- **Task description**: The answer must be every line of the records below that contains the word "this".

(Entries from a dataset of interfaces)
▶

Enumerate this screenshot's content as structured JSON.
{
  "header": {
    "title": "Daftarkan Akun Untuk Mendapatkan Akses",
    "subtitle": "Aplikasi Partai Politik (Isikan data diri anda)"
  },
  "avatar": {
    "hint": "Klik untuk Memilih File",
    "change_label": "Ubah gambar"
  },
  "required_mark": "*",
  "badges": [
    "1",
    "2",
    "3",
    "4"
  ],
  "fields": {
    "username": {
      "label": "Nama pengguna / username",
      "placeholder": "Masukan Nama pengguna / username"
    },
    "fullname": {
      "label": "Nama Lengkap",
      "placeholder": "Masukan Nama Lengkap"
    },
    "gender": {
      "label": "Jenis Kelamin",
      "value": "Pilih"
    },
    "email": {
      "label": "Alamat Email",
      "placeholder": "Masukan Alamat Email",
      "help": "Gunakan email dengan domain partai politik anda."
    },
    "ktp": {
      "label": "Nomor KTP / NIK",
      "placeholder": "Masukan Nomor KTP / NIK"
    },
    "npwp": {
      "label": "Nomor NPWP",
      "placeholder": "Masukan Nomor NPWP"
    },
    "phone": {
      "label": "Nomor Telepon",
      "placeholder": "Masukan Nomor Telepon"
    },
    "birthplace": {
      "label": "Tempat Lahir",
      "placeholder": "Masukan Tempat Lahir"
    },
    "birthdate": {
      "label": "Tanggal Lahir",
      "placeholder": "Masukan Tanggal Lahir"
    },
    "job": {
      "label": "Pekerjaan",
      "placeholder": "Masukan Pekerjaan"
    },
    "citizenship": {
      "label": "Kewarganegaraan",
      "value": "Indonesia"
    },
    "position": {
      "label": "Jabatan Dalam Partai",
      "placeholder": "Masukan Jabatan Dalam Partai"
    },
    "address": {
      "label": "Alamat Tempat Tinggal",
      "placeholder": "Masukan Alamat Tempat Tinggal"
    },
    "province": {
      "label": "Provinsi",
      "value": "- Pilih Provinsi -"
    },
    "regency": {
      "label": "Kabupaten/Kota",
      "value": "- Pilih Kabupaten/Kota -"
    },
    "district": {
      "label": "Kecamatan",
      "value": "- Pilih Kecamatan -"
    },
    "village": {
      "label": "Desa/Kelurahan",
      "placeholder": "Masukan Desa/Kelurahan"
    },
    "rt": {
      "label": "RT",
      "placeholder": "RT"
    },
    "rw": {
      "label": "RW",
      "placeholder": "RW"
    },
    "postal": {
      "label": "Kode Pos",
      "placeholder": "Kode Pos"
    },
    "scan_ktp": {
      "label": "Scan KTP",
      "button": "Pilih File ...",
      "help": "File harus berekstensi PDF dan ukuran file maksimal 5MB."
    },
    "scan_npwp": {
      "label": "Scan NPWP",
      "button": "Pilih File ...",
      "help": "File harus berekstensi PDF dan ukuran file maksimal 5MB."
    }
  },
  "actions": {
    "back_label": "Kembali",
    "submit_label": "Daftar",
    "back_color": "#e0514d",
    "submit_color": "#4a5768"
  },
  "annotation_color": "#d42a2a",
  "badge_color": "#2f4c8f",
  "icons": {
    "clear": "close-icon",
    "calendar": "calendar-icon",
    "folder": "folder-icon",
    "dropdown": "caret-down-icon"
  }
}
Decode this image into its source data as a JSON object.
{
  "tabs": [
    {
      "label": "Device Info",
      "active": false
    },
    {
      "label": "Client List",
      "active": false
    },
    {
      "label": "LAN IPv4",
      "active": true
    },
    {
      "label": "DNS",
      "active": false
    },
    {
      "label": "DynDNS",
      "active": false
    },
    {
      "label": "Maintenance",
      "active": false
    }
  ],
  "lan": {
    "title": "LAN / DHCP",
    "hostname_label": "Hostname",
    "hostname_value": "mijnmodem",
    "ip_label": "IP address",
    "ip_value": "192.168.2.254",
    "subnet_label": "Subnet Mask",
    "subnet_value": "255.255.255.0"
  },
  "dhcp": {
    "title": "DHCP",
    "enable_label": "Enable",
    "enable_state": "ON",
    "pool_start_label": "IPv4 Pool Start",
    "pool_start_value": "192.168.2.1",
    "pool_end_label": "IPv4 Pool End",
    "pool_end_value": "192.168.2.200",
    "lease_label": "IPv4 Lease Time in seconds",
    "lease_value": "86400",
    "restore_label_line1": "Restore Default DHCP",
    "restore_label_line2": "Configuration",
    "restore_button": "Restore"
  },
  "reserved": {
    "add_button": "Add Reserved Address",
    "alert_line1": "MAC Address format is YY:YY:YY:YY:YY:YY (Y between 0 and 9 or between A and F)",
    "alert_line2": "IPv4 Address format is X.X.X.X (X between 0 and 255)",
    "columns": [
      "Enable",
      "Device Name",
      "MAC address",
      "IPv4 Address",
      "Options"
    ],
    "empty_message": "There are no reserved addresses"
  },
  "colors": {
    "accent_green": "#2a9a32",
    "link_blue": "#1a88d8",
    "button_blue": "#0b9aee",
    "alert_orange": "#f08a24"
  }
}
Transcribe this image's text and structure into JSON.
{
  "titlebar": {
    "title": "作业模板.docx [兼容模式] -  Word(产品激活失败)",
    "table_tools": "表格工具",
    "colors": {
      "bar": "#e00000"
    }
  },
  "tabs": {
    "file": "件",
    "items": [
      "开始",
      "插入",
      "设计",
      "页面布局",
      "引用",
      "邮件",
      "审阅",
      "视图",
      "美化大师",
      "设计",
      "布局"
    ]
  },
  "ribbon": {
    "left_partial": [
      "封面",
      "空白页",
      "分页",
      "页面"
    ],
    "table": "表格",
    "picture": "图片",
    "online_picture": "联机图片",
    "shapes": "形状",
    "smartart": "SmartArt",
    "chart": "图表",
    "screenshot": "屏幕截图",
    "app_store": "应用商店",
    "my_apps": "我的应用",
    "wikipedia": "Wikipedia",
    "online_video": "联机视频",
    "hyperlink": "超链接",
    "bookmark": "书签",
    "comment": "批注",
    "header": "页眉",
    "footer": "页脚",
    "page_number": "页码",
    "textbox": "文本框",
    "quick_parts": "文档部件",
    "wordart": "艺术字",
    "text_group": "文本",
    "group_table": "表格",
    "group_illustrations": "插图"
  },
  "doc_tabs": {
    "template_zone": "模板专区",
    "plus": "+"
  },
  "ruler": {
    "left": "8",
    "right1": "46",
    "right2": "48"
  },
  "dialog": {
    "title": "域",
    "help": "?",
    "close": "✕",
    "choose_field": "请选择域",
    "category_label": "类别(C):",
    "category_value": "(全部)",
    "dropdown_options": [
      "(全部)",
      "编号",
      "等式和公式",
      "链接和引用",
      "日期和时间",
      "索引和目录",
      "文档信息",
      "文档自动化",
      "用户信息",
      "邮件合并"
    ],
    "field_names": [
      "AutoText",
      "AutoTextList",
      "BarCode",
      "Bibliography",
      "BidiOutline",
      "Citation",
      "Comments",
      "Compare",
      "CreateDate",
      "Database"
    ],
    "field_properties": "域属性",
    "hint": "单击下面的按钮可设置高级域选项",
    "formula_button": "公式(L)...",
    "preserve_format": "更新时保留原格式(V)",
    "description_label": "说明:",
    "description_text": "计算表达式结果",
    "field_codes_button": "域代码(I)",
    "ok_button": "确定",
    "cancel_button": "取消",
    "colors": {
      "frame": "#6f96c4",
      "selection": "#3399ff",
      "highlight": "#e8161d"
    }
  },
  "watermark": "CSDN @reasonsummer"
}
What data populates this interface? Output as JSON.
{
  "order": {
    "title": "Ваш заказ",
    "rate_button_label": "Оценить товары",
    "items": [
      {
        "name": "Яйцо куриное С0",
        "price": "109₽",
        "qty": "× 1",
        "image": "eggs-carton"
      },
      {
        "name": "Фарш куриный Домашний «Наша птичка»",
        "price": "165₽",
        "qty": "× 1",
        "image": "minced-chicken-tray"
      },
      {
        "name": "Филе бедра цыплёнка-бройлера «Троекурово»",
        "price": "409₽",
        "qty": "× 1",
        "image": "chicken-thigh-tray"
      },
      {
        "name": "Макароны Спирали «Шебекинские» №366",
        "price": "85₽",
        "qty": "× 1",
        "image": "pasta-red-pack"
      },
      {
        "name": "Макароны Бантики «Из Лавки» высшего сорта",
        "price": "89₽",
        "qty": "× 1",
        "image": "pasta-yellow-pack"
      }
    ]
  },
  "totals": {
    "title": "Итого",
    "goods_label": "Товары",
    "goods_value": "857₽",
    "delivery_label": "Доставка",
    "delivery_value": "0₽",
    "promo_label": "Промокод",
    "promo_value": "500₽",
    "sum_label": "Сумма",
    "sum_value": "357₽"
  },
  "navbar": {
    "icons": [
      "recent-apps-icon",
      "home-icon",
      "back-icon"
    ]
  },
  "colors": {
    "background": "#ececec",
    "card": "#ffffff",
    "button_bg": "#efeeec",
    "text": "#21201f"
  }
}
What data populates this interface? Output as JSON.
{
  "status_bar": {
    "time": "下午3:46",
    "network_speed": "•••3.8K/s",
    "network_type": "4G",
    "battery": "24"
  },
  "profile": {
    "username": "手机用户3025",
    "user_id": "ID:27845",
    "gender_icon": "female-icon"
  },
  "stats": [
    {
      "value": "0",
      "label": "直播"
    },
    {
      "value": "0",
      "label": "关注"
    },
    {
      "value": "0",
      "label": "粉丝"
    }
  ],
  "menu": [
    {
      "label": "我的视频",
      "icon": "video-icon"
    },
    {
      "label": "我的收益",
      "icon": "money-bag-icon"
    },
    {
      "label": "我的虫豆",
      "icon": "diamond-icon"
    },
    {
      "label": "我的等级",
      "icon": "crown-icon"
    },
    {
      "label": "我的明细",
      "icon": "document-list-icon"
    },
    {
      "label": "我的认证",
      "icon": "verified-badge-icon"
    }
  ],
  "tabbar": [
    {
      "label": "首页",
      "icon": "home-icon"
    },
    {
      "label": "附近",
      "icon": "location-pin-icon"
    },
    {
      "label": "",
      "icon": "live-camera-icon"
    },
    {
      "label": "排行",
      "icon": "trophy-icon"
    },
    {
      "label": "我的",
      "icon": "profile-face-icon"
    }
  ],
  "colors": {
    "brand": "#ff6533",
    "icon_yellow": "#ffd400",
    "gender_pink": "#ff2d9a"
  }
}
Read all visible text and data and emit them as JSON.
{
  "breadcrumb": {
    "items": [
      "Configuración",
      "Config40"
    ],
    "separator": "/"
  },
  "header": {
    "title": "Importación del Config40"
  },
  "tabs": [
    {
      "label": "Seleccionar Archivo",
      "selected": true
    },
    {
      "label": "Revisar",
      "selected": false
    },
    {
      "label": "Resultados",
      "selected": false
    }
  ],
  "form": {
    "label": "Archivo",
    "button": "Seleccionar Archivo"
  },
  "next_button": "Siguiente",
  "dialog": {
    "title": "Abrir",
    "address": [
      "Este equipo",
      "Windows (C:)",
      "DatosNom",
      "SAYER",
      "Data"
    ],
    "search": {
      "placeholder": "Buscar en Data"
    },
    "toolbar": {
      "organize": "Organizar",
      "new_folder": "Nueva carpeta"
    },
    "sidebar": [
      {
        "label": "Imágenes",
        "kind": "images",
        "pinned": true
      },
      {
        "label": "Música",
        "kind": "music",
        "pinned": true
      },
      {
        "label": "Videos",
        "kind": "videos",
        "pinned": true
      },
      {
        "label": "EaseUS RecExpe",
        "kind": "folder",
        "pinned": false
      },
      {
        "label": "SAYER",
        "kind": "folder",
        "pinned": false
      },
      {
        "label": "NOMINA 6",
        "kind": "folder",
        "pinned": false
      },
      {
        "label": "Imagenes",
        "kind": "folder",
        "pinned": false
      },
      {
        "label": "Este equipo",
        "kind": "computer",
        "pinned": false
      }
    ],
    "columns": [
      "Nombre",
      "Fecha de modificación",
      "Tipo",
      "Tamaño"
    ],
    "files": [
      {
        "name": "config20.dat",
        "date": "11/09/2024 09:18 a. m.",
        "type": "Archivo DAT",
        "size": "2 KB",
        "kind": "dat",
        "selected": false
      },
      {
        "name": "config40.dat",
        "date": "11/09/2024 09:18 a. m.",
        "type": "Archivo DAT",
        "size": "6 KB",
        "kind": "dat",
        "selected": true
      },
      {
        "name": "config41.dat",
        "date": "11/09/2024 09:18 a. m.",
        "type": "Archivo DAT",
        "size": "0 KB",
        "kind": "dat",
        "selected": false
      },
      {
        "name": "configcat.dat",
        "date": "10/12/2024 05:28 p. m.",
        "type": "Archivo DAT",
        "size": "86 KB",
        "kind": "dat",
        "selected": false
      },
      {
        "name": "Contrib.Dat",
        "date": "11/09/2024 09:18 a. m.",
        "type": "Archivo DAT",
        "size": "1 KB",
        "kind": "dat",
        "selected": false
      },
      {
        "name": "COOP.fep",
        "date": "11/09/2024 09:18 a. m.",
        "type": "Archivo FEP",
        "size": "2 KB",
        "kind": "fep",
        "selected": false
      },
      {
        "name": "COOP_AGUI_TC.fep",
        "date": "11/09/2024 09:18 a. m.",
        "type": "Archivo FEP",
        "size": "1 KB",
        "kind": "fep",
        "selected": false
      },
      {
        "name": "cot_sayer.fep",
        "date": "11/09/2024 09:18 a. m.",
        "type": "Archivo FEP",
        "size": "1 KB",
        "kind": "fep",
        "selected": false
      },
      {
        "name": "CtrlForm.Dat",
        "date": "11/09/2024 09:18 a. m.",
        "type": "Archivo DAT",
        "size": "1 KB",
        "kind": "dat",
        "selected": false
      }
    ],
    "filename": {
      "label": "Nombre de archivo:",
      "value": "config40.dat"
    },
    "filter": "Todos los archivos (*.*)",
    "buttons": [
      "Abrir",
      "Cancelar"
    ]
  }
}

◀

- **Written solution**:
Enumerate this screenshot's content as structured JSON.
Decode this image into its source data as a JSON object.
Transcribe this image's text and structure into JSON.
What data populates this interface? Output as JSON.
What data populates this interface? Output as JSON.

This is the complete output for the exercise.